The laws and values of Islam reflect the harsh desert conditions from which it arose. At the time, tribesmen regularly battled each other for control of scarce desert resources. Men were often killed and women enslaved. As Muhammad fought to unite the desert tribes under Islam, his followers were permitted to marry up to four wives, and his warriors were allowed to keep any number of captured slave girls.
The spread of modern democracy and the invention of modern technologies like television have resulted in the formation of a distinct modern global culture. This modern global culture is rapidly replacing traditional cultures all over the world except in those places where it clashes with beliefs that are enshrined in traditional religious scriptures.
The availability of reliable birth control in the modern world has broken the connection between sex and pregnancy, and now sex can be pursued for pleasure while having children has become a matter of choice.
It is now common for people to have more than one sexual relationship before they choose to have children. Couples often live together for years before they marry. Some men and women avoid lasting relationships as long as they can continue to attract desirable partners.

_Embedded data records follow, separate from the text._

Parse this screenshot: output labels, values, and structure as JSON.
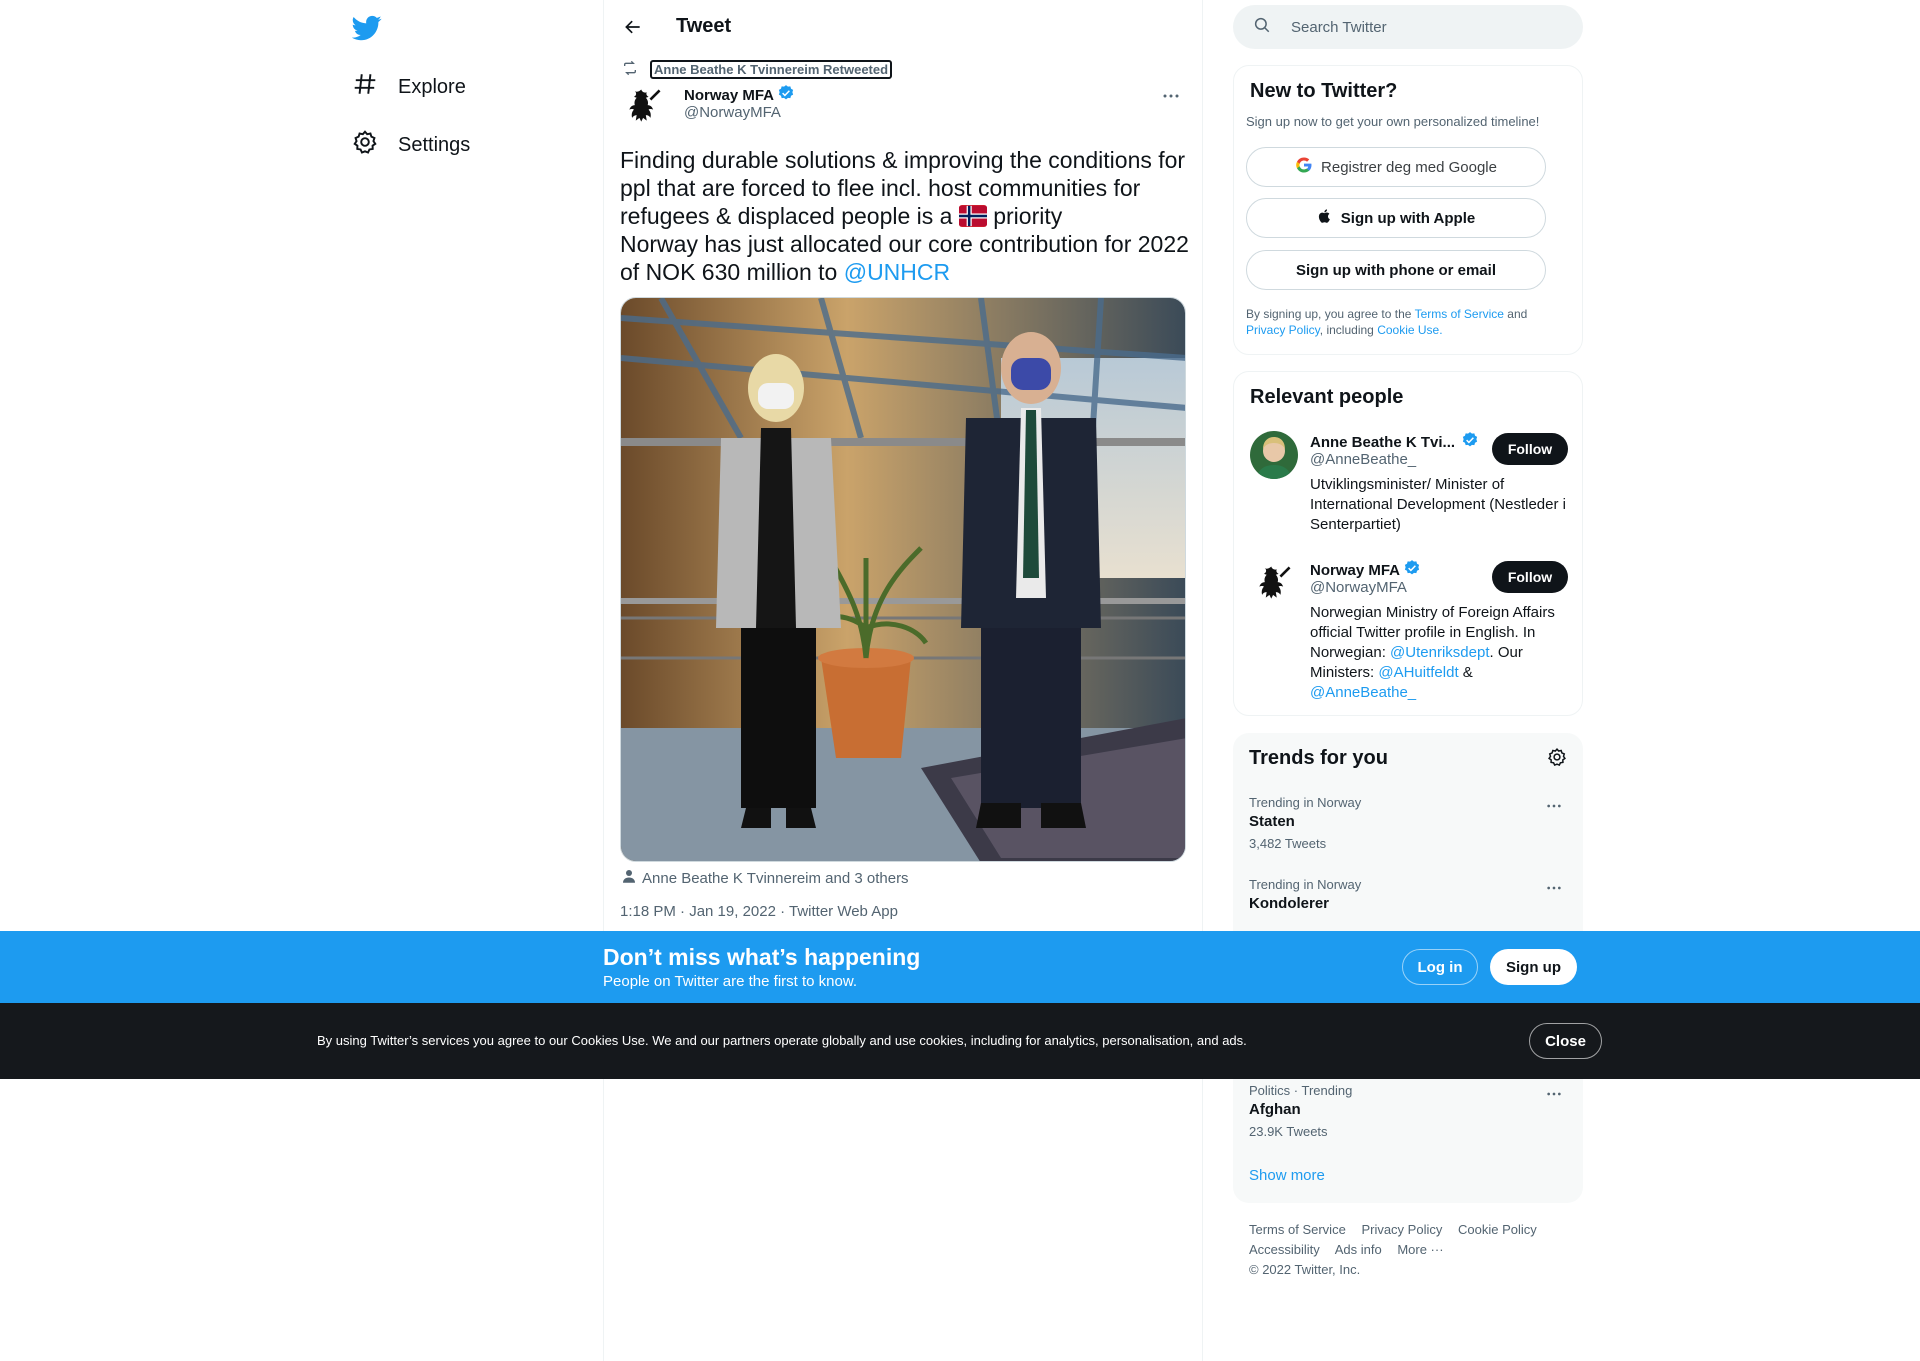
{
  "nav": {
    "items": [
      {
        "label": "Explore",
        "icon": "hashtag-icon"
      },
      {
        "label": "Settings",
        "icon": "gear-icon"
      }
    ]
  },
  "header": {
    "title": "Tweet"
  },
  "tweet": {
    "retweeted_by": "Anne Beathe K Tvinnereim Retweeted",
    "author_name": "Norway MFA",
    "author_handle": "@NorwayMFA",
    "text_part1": "Finding durable solutions & improving the conditions for ppl that are forced to flee incl. host communities for refugees & displaced people is a",
    "text_flag": "flag-norway-emoji",
    "text_part2": "priority",
    "text_part3": "Norway has just allocated our core contribution for 2022 of NOK 630 million to",
    "mention": "@UNHCR",
    "tagged": "Anne Beathe K Tvinnereim and 3 others",
    "meta": "1:18 PM · Jan 19, 2022 · Twitter Web App"
  },
  "search": {
    "placeholder": "Search Twitter"
  },
  "new_to_twitter": {
    "title": "New to Twitter?",
    "subtitle": "Sign up now to get your own personalized timeline!",
    "google": "Registrer deg med Google",
    "apple": "Sign up with Apple",
    "phone": "Sign up with phone or email",
    "terms_prefix": "By signing up, you agree to the",
    "terms_link": "Terms of Service",
    "terms_and": "and",
    "privacy_link": "Privacy Policy",
    "terms_including": ", including",
    "cookie_link": "Cookie Use."
  },
  "relevant_people": {
    "title": "Relevant people",
    "people": [
      {
        "name": "Anne Beathe K Tvi...",
        "handle": "@AnneBeathe_",
        "follow": "Follow",
        "bio": "Utviklingsminister/ Minister of International Development (Nestleder i Senterpartiet)"
      },
      {
        "name": "Norway MFA",
        "handle": "@NorwayMFA",
        "follow": "Follow",
        "bio_part1": "Norwegian Ministry of Foreign Affairs official Twitter profile in English. In Norwegian:",
        "bio_link1": "@Utenriksdept",
        "bio_part2": ". Our Ministers:",
        "bio_link2": "@AHuitfeldt",
        "bio_part3": "&",
        "bio_link3": "@AnneBeathe_"
      }
    ]
  },
  "trends": {
    "title": "Trends for you",
    "items": [
      {
        "context": "Trending in Norway",
        "name": "Staten",
        "count": "3,482 Tweets"
      },
      {
        "context": "Trending in Norway",
        "name": "Kondolerer",
        "count": ""
      },
      {
        "context": "Politics · Trending",
        "name": "Afghan",
        "count": "23.9K Tweets"
      }
    ],
    "show_more": "Show more"
  },
  "footer": {
    "links": [
      "Terms of Service",
      "Privacy Policy",
      "Cookie Policy",
      "Accessibility",
      "Ads info",
      "More ···"
    ],
    "copyright": "© 2022 Twitter, Inc."
  },
  "login_bar": {
    "title": "Don’t miss what’s happening",
    "subtitle": "People on Twitter are the first to know.",
    "login": "Log in",
    "signup": "Sign up"
  },
  "cookie_bar": {
    "text": "By using Twitter’s services you agree to our Cookies Use. We and our partners operate globally and use cookies, including for analytics, personalisation, and ads.",
    "close": "Close"
  },
  "colors": {
    "accent": "#1d9bf0",
    "text": "#0f1419",
    "muted": "#536471",
    "cookie_bg": "#15181c"
  }
}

The result has been the formation of an unregulated social reproductive system, sometimes called ‘the meat market’. This system is particularly noticable in the big cities of the western world, where people continue to “try before they buy”, often in the hope of finding a compatible partner before they consider settling down to start a family.

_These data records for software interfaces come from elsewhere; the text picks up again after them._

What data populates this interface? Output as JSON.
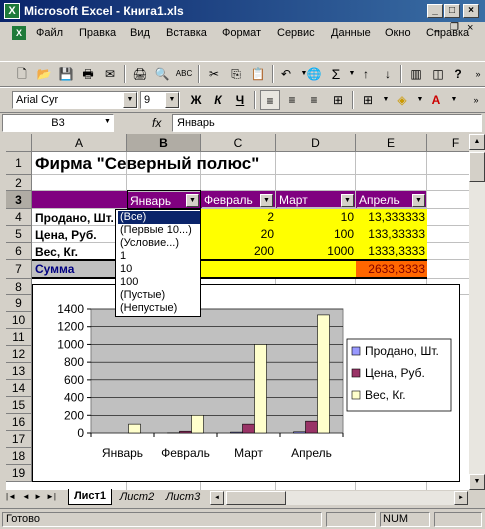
{
  "window": {
    "title": "Microsoft Excel - Книга1.xls",
    "app_icon": "excel-icon",
    "controls": {
      "minimize": "_",
      "maximize": "□",
      "close": "×"
    }
  },
  "menu": {
    "items": [
      "Файл",
      "Правка",
      "Вид",
      "Вставка",
      "Формат",
      "Сервис",
      "Данные",
      "Окно",
      "Справка"
    ],
    "doc_controls": {
      "minimize": "_",
      "restore": "❐",
      "close": "×"
    }
  },
  "toolbar": {
    "font_name": "Arial Cyr",
    "font_size": "9",
    "bold": "Ж",
    "italic": "К",
    "underline": "Ч",
    "zoom_hint": "?"
  },
  "formula_bar": {
    "name_box": "B3",
    "fx": "fx",
    "content": "Январь"
  },
  "sheet": {
    "columns": [
      "A",
      "B",
      "C",
      "D",
      "E",
      "F"
    ],
    "rows": [
      "1",
      "2",
      "3",
      "4",
      "5",
      "6",
      "7",
      "8",
      "9",
      "10",
      "11",
      "12",
      "13",
      "14",
      "15",
      "16",
      "17",
      "18",
      "19"
    ],
    "title": "Фирма \"Северный полюс\"",
    "header_row": {
      "b": "Январь",
      "c": "Февраль",
      "d": "Март",
      "e": "Апрель"
    },
    "row4": {
      "a": "Продано, Шт.",
      "c": "2",
      "d": "10",
      "e": "13,333333"
    },
    "row5": {
      "a": "Цена, Руб.",
      "c": "20",
      "d": "100",
      "e": "133,33333"
    },
    "row6": {
      "a": "Вес, Кг.",
      "c": "200",
      "d": "1000",
      "e": "1333,3333"
    },
    "row7": {
      "a": "Сумма",
      "e": "2633,3333"
    },
    "colors": {
      "header_fill": "#800080",
      "data_fill": "#ffff00",
      "sum_fill": "#ff6600",
      "sum_text": "#000080"
    }
  },
  "autofilter_dropdown": {
    "items": [
      "(Все)",
      "(Первые 10...)",
      "(Условие...)",
      "1",
      "10",
      "100",
      "(Пустые)",
      "(Непустые)"
    ],
    "selected": "(Все)"
  },
  "chart_data": {
    "type": "bar",
    "categories": [
      "Январь",
      "Февраль",
      "Март",
      "Апрель"
    ],
    "series": [
      {
        "name": "Продано, Шт.",
        "values": [
          0,
          2,
          10,
          13.333333
        ],
        "color": "#9999ff"
      },
      {
        "name": "Цена, Руб.",
        "values": [
          0,
          20,
          100,
          133.33333
        ],
        "color": "#993366"
      },
      {
        "name": "Вес, Кг.",
        "values": [
          100,
          200,
          1000,
          1333.3333
        ],
        "color": "#ffffcc"
      }
    ],
    "yticks": [
      "1400",
      "1200",
      "1000",
      "800",
      "600",
      "400",
      "200",
      "0"
    ],
    "ylim": [
      0,
      1400
    ],
    "grid": true,
    "plot_bg": "#c0c0c0",
    "legend_position": "right"
  },
  "sheet_tabs": {
    "items": [
      "Лист1",
      "Лист2",
      "Лист3"
    ],
    "active": "Лист1",
    "nav": [
      "|◄",
      "◄",
      "►",
      "►|"
    ]
  },
  "status_bar": {
    "ready": "Готово",
    "num": "NUM"
  }
}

The meat market
Almost everyone would like a partner who is physically attractive, smart, funny, and possibly even wealthy. But it is usually very difficult to find all of these qualities in the same person.

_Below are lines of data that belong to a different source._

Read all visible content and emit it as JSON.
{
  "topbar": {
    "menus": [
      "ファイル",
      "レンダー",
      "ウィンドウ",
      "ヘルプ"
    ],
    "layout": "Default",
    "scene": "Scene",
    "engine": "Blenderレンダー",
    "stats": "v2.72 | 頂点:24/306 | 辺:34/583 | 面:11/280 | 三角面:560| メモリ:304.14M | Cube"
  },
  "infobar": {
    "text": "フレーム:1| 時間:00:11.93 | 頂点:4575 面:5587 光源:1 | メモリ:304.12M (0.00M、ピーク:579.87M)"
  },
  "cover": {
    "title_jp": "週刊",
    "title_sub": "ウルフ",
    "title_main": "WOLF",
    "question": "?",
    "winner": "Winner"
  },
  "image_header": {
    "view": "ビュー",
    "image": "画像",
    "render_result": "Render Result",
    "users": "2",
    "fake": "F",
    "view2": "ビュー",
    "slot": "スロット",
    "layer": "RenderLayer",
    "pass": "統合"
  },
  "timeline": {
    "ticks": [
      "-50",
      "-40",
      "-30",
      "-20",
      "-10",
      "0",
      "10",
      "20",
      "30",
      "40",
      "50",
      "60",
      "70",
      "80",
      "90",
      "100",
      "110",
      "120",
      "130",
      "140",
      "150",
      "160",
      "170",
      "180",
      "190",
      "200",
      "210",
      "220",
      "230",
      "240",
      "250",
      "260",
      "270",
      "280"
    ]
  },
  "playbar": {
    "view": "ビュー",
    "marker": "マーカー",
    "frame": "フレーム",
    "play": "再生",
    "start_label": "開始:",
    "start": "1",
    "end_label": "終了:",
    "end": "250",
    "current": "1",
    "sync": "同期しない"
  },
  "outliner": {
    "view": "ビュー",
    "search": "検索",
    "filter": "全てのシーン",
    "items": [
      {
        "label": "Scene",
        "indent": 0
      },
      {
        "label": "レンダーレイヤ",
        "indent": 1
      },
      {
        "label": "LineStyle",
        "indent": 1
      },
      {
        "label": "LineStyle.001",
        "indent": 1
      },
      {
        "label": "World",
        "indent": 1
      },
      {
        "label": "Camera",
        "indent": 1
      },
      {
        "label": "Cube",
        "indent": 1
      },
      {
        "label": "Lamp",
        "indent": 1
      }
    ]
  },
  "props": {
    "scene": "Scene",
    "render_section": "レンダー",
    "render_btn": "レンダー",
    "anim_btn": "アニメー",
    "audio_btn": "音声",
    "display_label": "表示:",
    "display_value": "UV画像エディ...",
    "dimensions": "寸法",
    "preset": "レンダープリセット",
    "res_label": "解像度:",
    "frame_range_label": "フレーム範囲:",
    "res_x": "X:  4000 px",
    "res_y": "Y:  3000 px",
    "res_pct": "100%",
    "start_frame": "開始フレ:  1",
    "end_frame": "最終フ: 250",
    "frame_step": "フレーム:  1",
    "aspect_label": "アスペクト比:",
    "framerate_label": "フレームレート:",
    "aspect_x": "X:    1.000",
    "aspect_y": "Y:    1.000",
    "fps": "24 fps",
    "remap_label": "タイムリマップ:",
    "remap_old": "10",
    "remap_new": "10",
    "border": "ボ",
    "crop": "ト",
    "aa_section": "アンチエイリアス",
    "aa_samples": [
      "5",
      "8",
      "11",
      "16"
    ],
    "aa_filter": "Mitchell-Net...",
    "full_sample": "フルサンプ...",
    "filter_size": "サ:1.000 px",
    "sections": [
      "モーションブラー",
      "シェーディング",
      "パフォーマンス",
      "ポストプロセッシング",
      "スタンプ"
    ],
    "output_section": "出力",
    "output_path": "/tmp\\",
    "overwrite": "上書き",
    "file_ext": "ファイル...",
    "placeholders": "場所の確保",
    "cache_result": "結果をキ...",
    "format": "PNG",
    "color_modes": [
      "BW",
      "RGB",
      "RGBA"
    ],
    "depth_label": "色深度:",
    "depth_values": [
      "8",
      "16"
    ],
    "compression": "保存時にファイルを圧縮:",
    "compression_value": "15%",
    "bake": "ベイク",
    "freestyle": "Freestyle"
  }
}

Most people are forced to compromise and lower their expectations in order to find a compatible partner. The degree to which we compromise depends on what we ourselves have to offer and how desirable we are to others, in other words, our own value on the meat market.
Those who understand the rules of the mating game are usually the most successful players. Those who think that there are no rules and who try to cheat usually end up suffering penalties they never knew existed. And those who hold out for too long, waiting for something better, are often the ones who end up with less, or end up with nothing.
One potential problem with the deregulated social reproductive system is that without government assistance for single parents, children born outside of marriage or children whose parents get divorced may end up being seriously disadvantaged. Allowing premarital sex and easy divorce can result in more children becoming a financial burden on their extended family or on the wider taxpaying society.
The deregulation of reproduction often becomes a political power struggle between liberal forces concerned with the freedoms of the individual, and conservative forces concerned about the costs to society. The prevailing balance will depend largely on the wealth of the nation to afford a generous welfare system, or the ability of governments to hold biological fathers responsible for the costs of their offspring.
The most common strategy employed by conservatives is to try to uphold traditional religious moral values. However, because of the historical peculiarities of most traditional religions and their inability to adapt to changing conditions, their ancient rules for regulating sexual behavior often work against the interests of both the individual and the wider taxpaying society.
Continue to ... Evolution and homosexuality